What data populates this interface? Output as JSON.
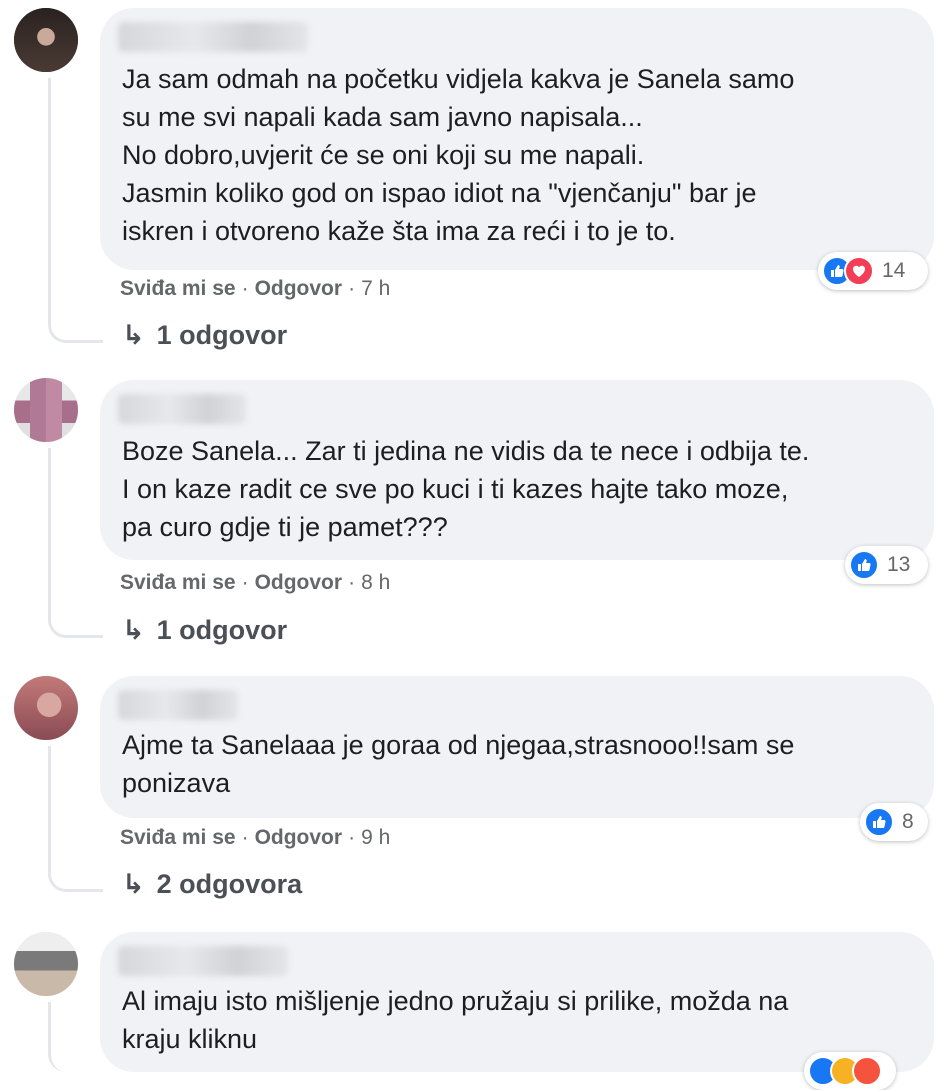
{
  "comments": [
    {
      "text": "Ja sam odmah na početku vidjela kakva je Sanela samo\nsu me svi napali kada sam javno napisala...\nNo dobro,uvjerit će se oni koji su me napali.\nJasmin koliko god on ispao idiot na \"vjenčanju\" bar je\niskren i otvoreno kaže šta ima za reći i to je to.",
      "like_label": "Sviđa mi se",
      "reply_label": "Odgovor",
      "time": "7 h",
      "reaction_count": "14",
      "replies": "1 odgovor"
    },
    {
      "text": "Boze Sanela... Zar ti jedina ne vidis da te nece i odbija te.\nI on kaze radit ce sve po kuci i ti kazes hajte tako moze,\npa curo gdje ti je pamet???",
      "like_label": "Sviđa mi se",
      "reply_label": "Odgovor",
      "time": "8 h",
      "reaction_count": "13",
      "replies": "1 odgovor"
    },
    {
      "text": "Ajme ta Sanelaaa je goraa od njegaa,strasnooo!!sam se\nponizava",
      "like_label": "Sviđa mi se",
      "reply_label": "Odgovor",
      "time": "9 h",
      "reaction_count": "8",
      "replies": "2 odgovora"
    },
    {
      "text": "Al imaju isto mišljenje jedno pružaju si prilike, možda na\nkraju kliknu"
    }
  ],
  "separator": "·",
  "reply_arrow": "↳",
  "colors": {
    "bubble": "#f0f2f5",
    "like": "#1877f2",
    "love": "#f33e58",
    "haha": "#f7b125",
    "meta": "#65676b"
  },
  "icons": [
    "like-reaction-icon",
    "love-reaction-icon",
    "haha-reaction-icon",
    "reply-arrow-icon"
  ]
}
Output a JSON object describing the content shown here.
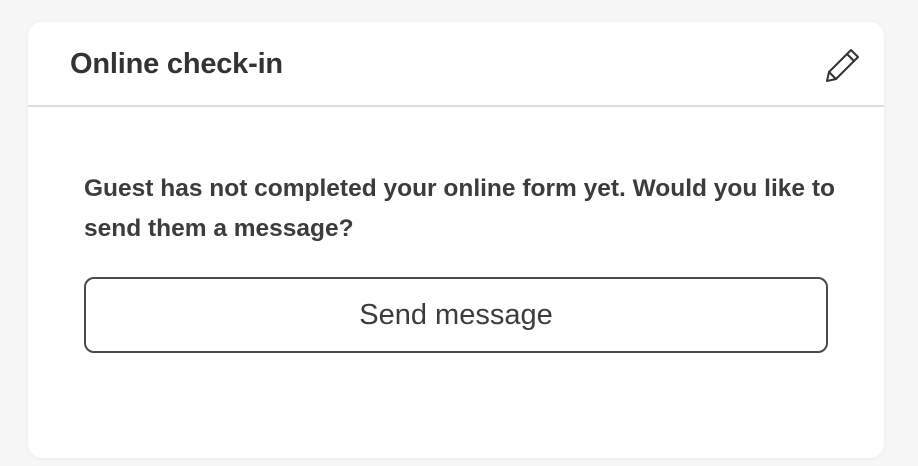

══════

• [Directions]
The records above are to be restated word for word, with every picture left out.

• [Exercise answer]
What data populates this interface? Output as JSON.
{
  "comments": [
    {
      "text": "Ja sam odmah na početku vidjela kakva je Sanela samo\nsu me svi napali kada sam javno napisala...\nNo dobro,uvjerit će se oni koji su me napali.\nJasmin koliko god on ispao idiot na \"vjenčanju\" bar je\niskren i otvoreno kaže šta ima za reći i to je to.",
      "like_label": "Sviđa mi se",
      "reply_label": "Odgovor",
      "time": "7 h",
      "reaction_count": "14",
      "replies": "1 odgovor"
    },
    {
      "text": "Boze Sanela... Zar ti jedina ne vidis da te nece i odbija te.\nI on kaze radit ce sve po kuci i ti kazes hajte tako moze,\npa curo gdje ti je pamet???",
      "like_label": "Sviđa mi se",
      "reply_label": "Odgovor",
      "time": "8 h",
      "reaction_count": "13",
      "replies": "1 odgovor"
    },
    {
      "text": "Ajme ta Sanelaaa je goraa od njegaa,strasnooo!!sam se\nponizava",
      "like_label": "Sviđa mi se",
      "reply_label": "Odgovor",
      "time": "9 h",
      "reaction_count": "8",
      "replies": "2 odgovora"
    },
    {
      "text": "Al imaju isto mišljenje jedno pružaju si prilike, možda na\nkraju kliknu"
    }
  ],
  "separator": "·",
  "reply_arrow": "↳",
  "colors": {
    "bubble": "#f0f2f5",
    "like": "#1877f2",
    "love": "#f33e58",
    "haha": "#f7b125",
    "meta": "#65676b"
  },
  "icons": [
    "like-reaction-icon",
    "love-reaction-icon",
    "haha-reaction-icon",
    "reply-arrow-icon"
  ]
}
Output a JSON object describing the content shown here.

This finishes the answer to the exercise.